Lukas Nelson met his Promise of the Real drummer Anthony LoGerfo at a Neil Young concert. His band's name was taken from Young's song "Walk On," and the group's style and socially conscious lyrics draw inspiration from Young. Last year, the band was invited to play along with the legendary rocker at a concert protesting the Keystone XL pipeline in Nebraska. Soon after there was an email: Young wanted to work with them on an album; were they available?
"It's pretty amazing how everything has come full circle," Nelson says from Los Angeles last week.
Nelson, 26, realizes that he's had it easier than some getting into the music business. His father is 82-year-old outlaw country legend Willie Nelson. The first song Lukas wrote as a 10-year-old ended up on one of his dad's albums. He started touring with Willie at age 13, playing rhythm guitar. But carrying the weight of being a famous musician's son, he's had to prove himself.
"I definitely feel like I've had a lot more open to me," admits Lukas, with a slight Texas twang. "But when I have those opportunities and then get invited back, that's when I know what we're doing is right."
Lukas has known Young distantly for most of his life. Through Promise of the Real playing Farm Aid — the annual benefit concert organized by Willie, Young and John Mellencamp — Young had noticed the band's progression over the past few years, Lukas says. Yet getting that initial invite to collaborate with Young was a shock. In some ways it still is.
"I pinch myself every day. It continues to be real... so far," Lukas says.
For the new album The Monsanto Years, Young wrote the songs while the band — including Lukas' younger brother Micah, who normally plays in Insects vs Robots — wrote their own parts.
Lukas is conscientious on the phone, not overly vocal about what it's like backstage with Neil: "He's very happy, and we're all in a good mood." Or what it's like to jam with his dad: "I'm always glad to play with Dad."
But when it comes to his music, he opens up. In preparation to tour behind the record, the band had 80-some songs to learn; some were deep cuts not played at concerts in years. Promise of the Real didn't get to practice all of them, either; sometimes the first run-through was on stage in front of thousands of fans this summer.
"Neil's got a lot of songs, and they're all great. We're pretty well-versed in his music, but there's always more to learn," Lukas says. "The language of music after a while as a musician... learning the music can be easy if you listen to it. Most of his songs are written with an intuitive general structure. Neil's not trying to scare anyone with crazy chord changes, but it's progressive. He made it easy on us."
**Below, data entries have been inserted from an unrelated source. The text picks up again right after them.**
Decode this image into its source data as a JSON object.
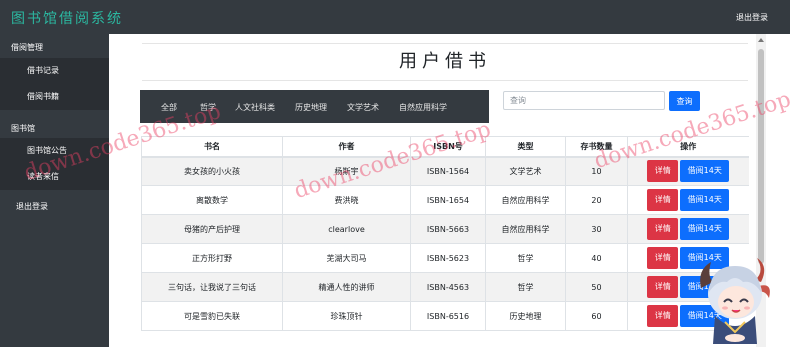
{
  "app": {
    "title": "图书馆借阅系统",
    "logout_label": "退出登录"
  },
  "sidebar": {
    "sections": [
      {
        "title": "借阅管理",
        "items": [
          "借书记录",
          "借阅书籍"
        ]
      },
      {
        "title": "图书馆",
        "items": [
          "图书馆公告",
          "读者来信"
        ]
      }
    ],
    "last_item": "退出登录"
  },
  "page": {
    "title": "用户借书"
  },
  "categories": [
    "全部",
    "哲学",
    "人文社科类",
    "历史地理",
    "文学艺术",
    "自然应用科学"
  ],
  "search": {
    "placeholder": "查询",
    "button_label": "查询"
  },
  "table": {
    "headers": [
      "书名",
      "作者",
      "ISBN号",
      "类型",
      "存书数量",
      "操作"
    ],
    "rows": [
      {
        "title": "卖女孩的小火孩",
        "author": "杨斯宇",
        "isbn": "ISBN-1564",
        "type": "文学艺术",
        "stock": "10"
      },
      {
        "title": "离散数学",
        "author": "费洪晓",
        "isbn": "ISBN-1654",
        "type": "自然应用科学",
        "stock": "20"
      },
      {
        "title": "母猪的产后护理",
        "author": "clearlove",
        "isbn": "ISBN-5663",
        "type": "自然应用科学",
        "stock": "30"
      },
      {
        "title": "正方形打野",
        "author": "芜湖大司马",
        "isbn": "ISBN-5623",
        "type": "哲学",
        "stock": "40"
      },
      {
        "title": "三句话，让我说了三句话",
        "author": "精通人性的讲师",
        "isbn": "ISBN-4563",
        "type": "哲学",
        "stock": "50"
      },
      {
        "title": "可是雪豹已失联",
        "author": "珍珠顶针",
        "isbn": "ISBN-6516",
        "type": "历史地理",
        "stock": "60"
      }
    ],
    "detail_label": "详情",
    "borrow_label": "借阅14天"
  },
  "watermark": {
    "text": "down.code365.top"
  },
  "colors": {
    "topbar": "#343a40",
    "brand": "#2bb7a0",
    "primary": "#0d6efd",
    "danger": "#dc3545",
    "watermark": "#eb4164"
  },
  "icons": {
    "mascot": "anime-mascot-icon"
  }
}
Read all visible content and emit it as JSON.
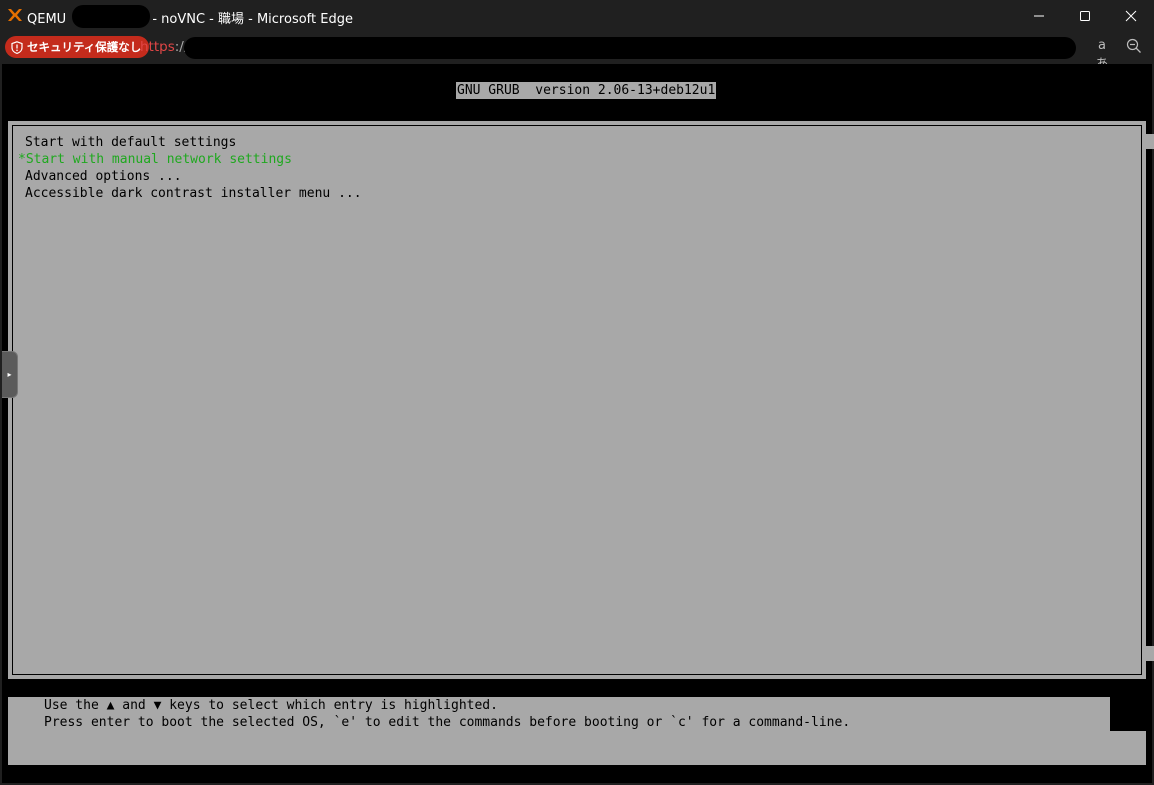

After working hard since 2008, the group is finally in the process of being signed to a major label. According to Lukas, this deal has come their way with Young's help. Lukas says his band is glad to be Young's newest muse. The singer-songwriter has a penchant for working with musicians whenever the fancy strikes — Crosby, Stills and Nash and Crazy Horse, of course, but also Pearl Jam for the 1995 album Mirror Ball.
"That's definitely good company," Lukas says. "In so many ways I feel like we've matured quite a bit working with Neil this past year. Especially songwriting-wise, every show we get better and better."
Lukas, son of makeup artist Annie D'Angelo, whom Willie married in 1991, says that at home in Texas or Hawaii there's constant music. People are playing, singing and writing. Otherwise, they're out playing golf. But being home is rare as Promise of the Real, technically based in California, is constantly touring.
The cowboy/hippie/surf-rock act was most recently in Spokane putting on a crazy show at Gleason Fest 2014. Friday night, as part of the Rebel Content Tour, the group takes on the Spokane Arena.
"Epic, just incredible," says Nelson of the gigs thus far. "Every time on that stage we're just blown away."
The show begins with acoustic material and moves into a hard-rock jam session by the end of the night. In some cities the group has even gone over their time limit, having to pay thousands of dollars worth of fines.
"It's always up to Neil," Nelson says. "If he wants to keep playing, we will." ♦
Neil Young and Promise of the Real • Fri, Oct. 2, at 7:30 pm • $60-$125 • All-ages • Spokane Arena • 720 W. Mallon • spokanearena.com • 279-7000